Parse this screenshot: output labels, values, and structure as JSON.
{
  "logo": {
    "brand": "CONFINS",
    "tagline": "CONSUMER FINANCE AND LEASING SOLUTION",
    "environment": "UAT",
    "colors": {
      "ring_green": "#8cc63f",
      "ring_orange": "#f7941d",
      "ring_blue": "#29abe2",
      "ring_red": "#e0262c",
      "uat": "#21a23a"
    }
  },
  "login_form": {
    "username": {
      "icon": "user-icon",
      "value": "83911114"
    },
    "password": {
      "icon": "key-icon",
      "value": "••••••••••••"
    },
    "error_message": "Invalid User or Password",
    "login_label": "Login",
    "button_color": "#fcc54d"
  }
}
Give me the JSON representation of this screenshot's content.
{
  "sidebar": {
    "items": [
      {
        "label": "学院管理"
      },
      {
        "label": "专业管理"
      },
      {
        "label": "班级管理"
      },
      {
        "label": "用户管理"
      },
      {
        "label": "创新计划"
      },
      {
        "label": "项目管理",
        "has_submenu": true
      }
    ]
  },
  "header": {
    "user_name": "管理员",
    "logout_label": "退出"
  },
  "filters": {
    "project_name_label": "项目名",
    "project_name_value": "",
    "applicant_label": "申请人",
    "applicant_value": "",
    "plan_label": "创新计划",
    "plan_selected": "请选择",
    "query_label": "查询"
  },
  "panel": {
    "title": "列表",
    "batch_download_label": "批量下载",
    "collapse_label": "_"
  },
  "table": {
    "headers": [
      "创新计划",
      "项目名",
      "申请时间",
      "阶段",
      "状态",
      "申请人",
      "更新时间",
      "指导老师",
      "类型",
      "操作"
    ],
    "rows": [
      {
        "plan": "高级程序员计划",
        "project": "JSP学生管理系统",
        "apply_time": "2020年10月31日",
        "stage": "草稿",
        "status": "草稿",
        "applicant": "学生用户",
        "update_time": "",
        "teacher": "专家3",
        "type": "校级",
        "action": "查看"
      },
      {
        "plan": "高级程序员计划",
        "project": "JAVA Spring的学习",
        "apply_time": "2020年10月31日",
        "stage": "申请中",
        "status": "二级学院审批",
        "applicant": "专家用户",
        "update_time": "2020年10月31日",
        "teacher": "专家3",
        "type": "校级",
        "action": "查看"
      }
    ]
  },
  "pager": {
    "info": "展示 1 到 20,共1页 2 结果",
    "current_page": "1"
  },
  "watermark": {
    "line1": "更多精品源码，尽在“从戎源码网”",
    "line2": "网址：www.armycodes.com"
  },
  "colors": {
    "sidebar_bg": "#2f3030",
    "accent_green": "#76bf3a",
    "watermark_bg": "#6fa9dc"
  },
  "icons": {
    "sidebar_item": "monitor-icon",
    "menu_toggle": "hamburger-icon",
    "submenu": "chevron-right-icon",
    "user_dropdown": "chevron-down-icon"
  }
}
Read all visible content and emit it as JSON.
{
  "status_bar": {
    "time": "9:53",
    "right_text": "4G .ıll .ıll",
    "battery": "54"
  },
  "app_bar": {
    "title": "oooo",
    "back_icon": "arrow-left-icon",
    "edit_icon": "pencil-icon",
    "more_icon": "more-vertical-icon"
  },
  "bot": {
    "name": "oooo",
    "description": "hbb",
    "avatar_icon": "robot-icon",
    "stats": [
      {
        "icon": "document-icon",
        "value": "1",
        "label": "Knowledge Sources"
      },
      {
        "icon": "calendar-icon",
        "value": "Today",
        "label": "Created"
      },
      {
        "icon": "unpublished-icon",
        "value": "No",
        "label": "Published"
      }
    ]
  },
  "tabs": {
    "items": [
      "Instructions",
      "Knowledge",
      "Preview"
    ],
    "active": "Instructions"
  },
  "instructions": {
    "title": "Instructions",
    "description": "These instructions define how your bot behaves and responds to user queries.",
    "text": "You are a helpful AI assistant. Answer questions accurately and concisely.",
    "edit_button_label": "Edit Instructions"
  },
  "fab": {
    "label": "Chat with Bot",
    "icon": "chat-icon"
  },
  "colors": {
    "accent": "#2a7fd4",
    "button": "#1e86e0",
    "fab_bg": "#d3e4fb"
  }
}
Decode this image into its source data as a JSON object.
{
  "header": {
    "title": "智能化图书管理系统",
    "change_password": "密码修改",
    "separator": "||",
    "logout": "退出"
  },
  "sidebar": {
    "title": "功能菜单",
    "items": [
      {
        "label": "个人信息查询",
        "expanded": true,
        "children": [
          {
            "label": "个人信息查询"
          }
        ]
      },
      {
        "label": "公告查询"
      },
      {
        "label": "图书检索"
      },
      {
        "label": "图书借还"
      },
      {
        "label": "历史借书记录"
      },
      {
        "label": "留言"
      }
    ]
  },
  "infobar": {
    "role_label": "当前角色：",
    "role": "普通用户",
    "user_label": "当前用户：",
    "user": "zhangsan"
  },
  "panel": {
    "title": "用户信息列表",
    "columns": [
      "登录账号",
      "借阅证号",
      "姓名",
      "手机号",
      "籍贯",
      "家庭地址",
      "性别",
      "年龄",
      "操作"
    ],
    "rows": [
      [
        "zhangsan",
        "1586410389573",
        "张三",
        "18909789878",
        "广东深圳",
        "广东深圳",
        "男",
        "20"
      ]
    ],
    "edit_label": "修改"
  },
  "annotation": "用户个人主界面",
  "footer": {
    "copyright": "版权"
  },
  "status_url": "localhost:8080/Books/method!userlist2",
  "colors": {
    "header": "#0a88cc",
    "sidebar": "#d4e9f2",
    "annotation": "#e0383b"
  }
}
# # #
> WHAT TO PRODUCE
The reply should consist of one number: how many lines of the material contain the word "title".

> SOLUTION BELOW
6